“To those that say politics and sports don’t intertwine, this is a democracy, people have a voice and we’re people at the end of the day,” Temple said. “Obviously, sports and politics definitely intertwined tonight. The protesters did what they wanted to do in terms of bring light to the situation.”

In addition to Ranadivé’s comments following then contest, the Kings put out two separate press releases. The first came out around 7 pm to update fans of the current status of the game.

"Tonight's game began with a delay. Due to law enforcement being unable to ensure ticketed fans could safely enter the arena, the arena remains closed and we ask fans outside to travel home. We will issue further information soon regarding a refund."

The second press release came later to insure fans that they would receive a refund.

“Due to law enforcement being unable to ensure ticketed fans could safely enter the arena, the arena remained closed as tonight’s game proceeded with a delay. In the coming days, guests who purchased tickets for tonight’s game directly through the Sacramento Kings or Ticketmaster will receive detailed instructions to facilitate a full refund.”

The Kings return to the court Sunday afternoon for a 3pm matinee game.

Start of Hawks-Kings game delayed due to protests outside arena

Start of Hawks-Kings game delayed due to protests outside arena

SACRAMENTO -- Giving new meaning to playing under protest, the Sacramento Kings and Atlanta Hawks game at Golden 1 Center was delayed 13 minutes Thursday evening due to an actual protest outside the building.

Protesters locked arms in front of the entrance to the building, blocking ticket holders from entering the arena.

The Kings released the following prepared statement.

“Tonight’s game began with a delay. Due to law enforcement being unable to ensure ticketed fans could safely enter the arena, the arena remains closed and we ask fans outside to travel home. We will issue further information soon regarding a refund.”

Minutes before the 7:10 game start time, the Kings invited what few fans made their way into the building to sit in the lower bowl. A couple of thousand fans moved as close to the court as possible, while the doors remained closed to the outside.
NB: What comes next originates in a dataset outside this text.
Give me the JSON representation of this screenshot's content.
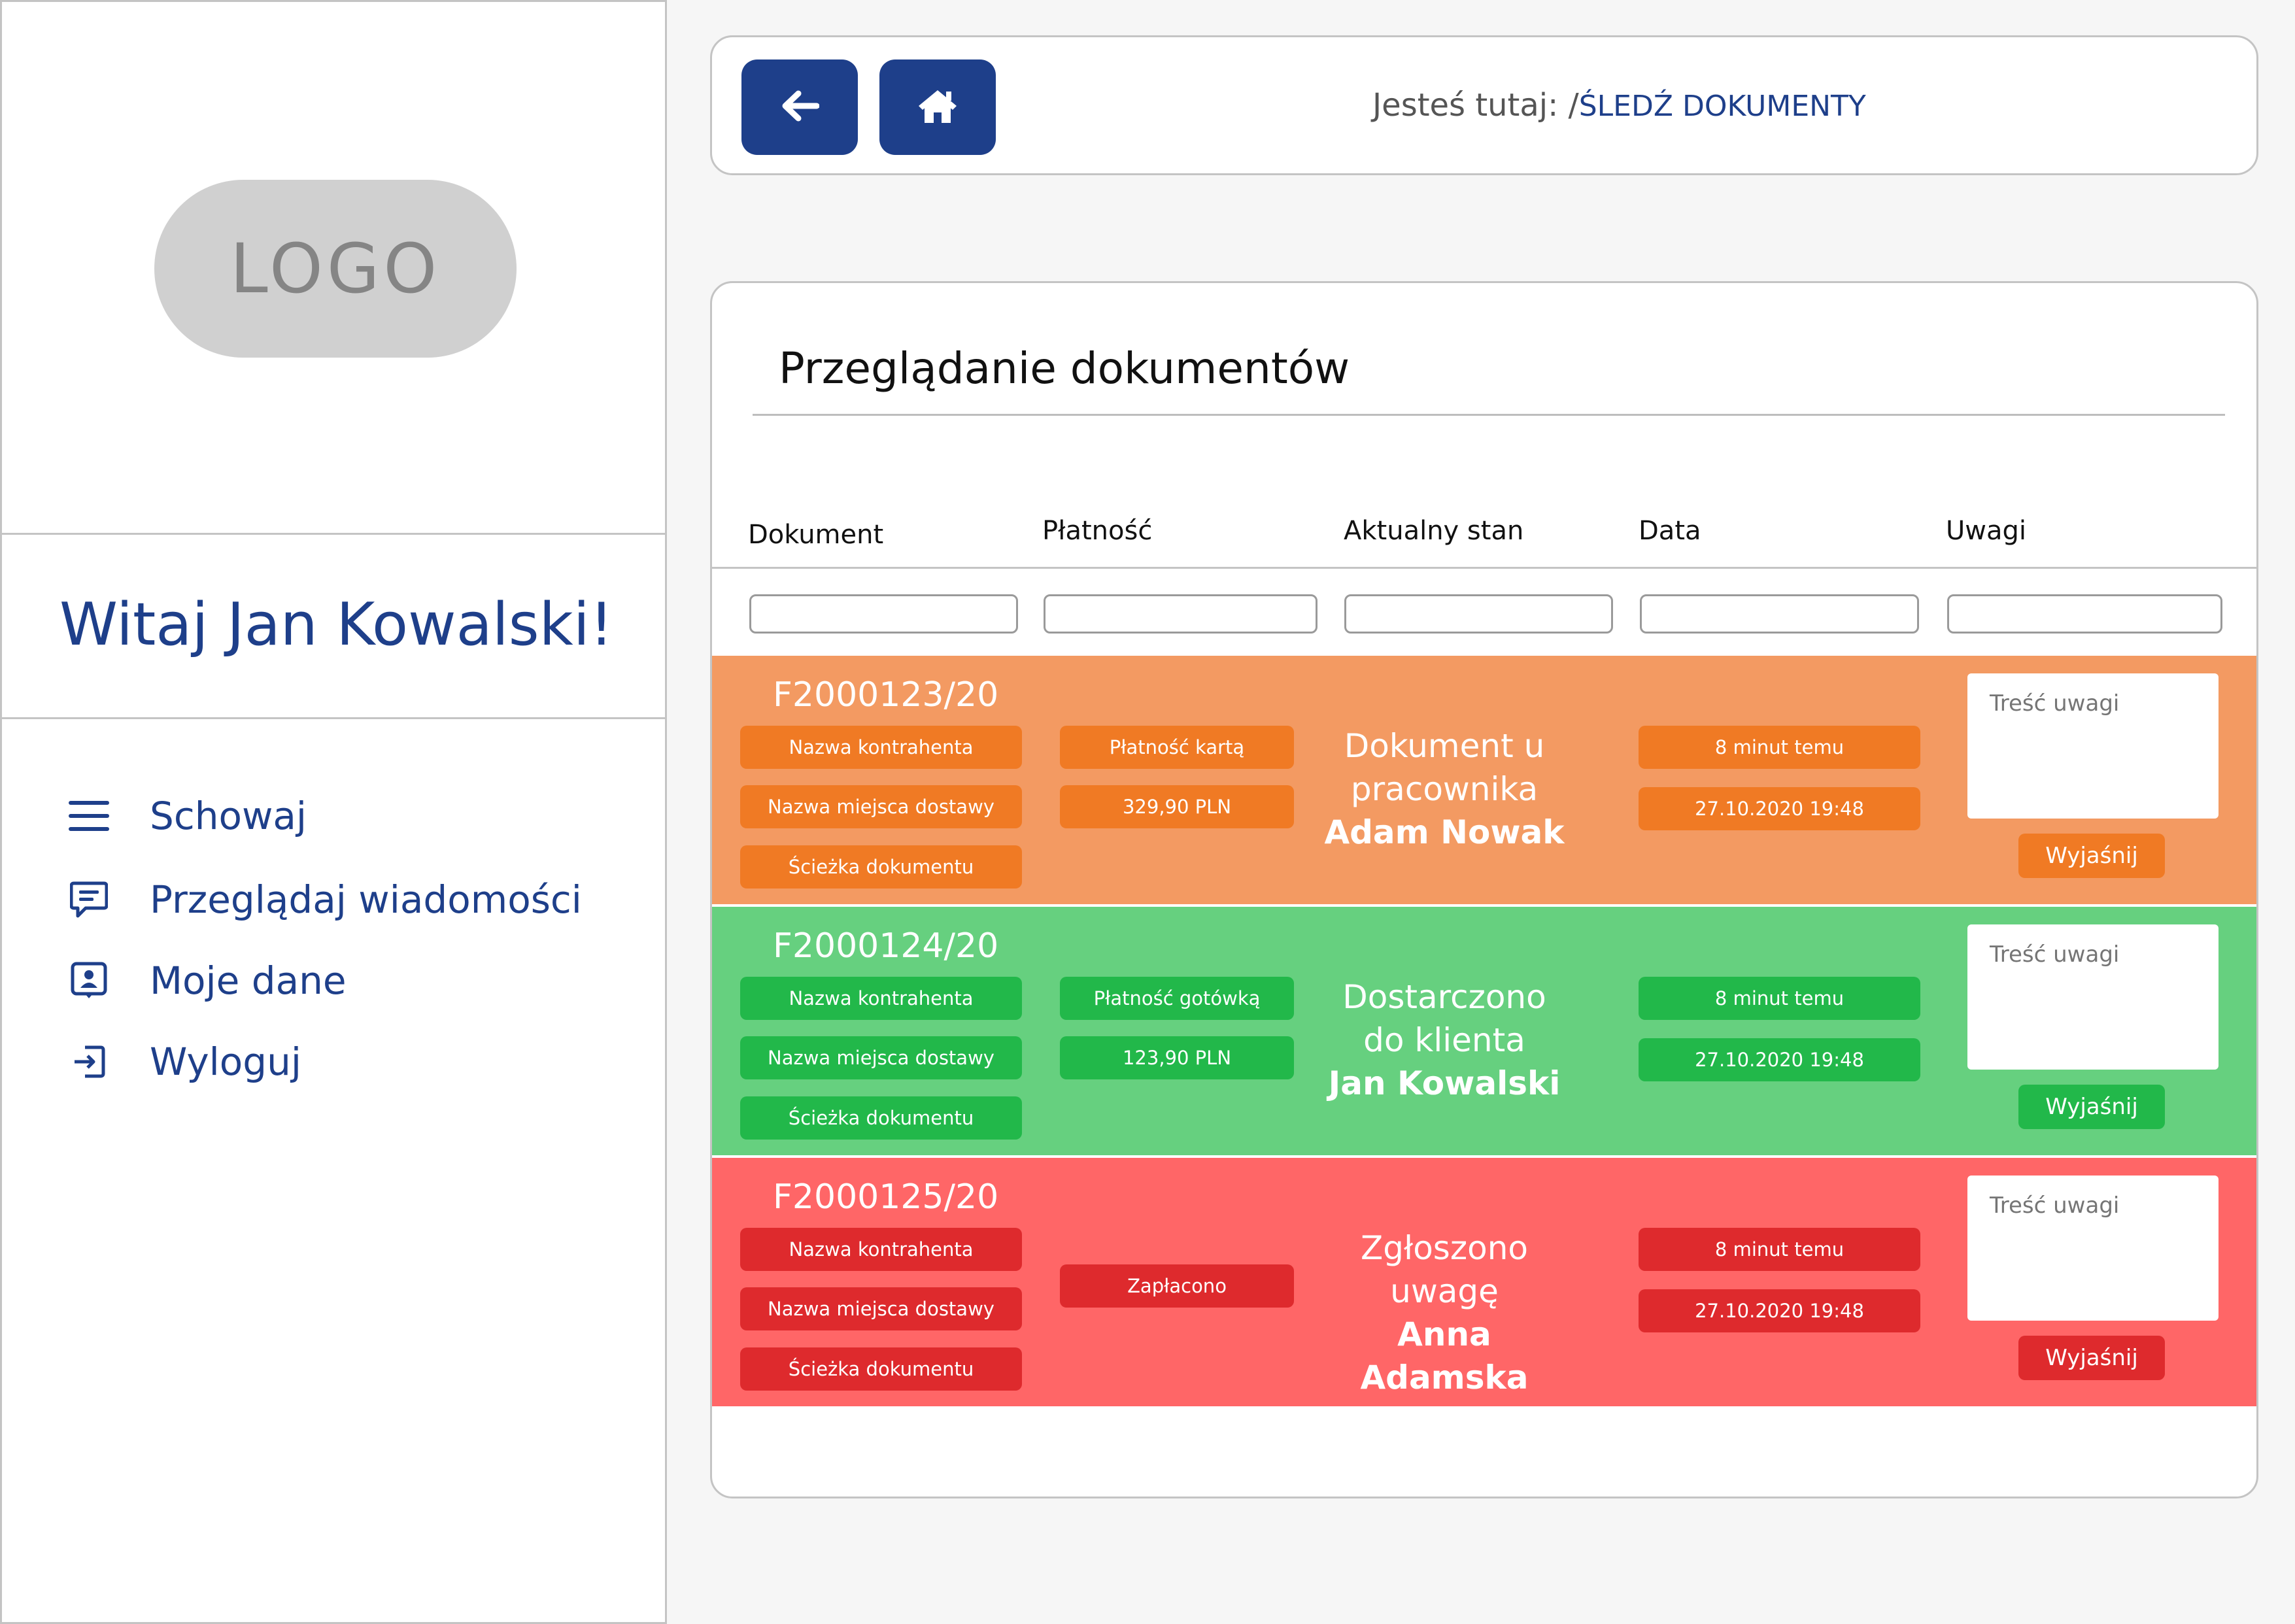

The protest stems from the release of police body cam footage of the officer involved shooting death of South Sacramento resident, Stephon Clark, on Sunday evening. The video was released on Wednesday.

As of 8pm PST, the Golden 1 Center remains surrounded by protesters with security and police officers stationed insider every entrance and exit door.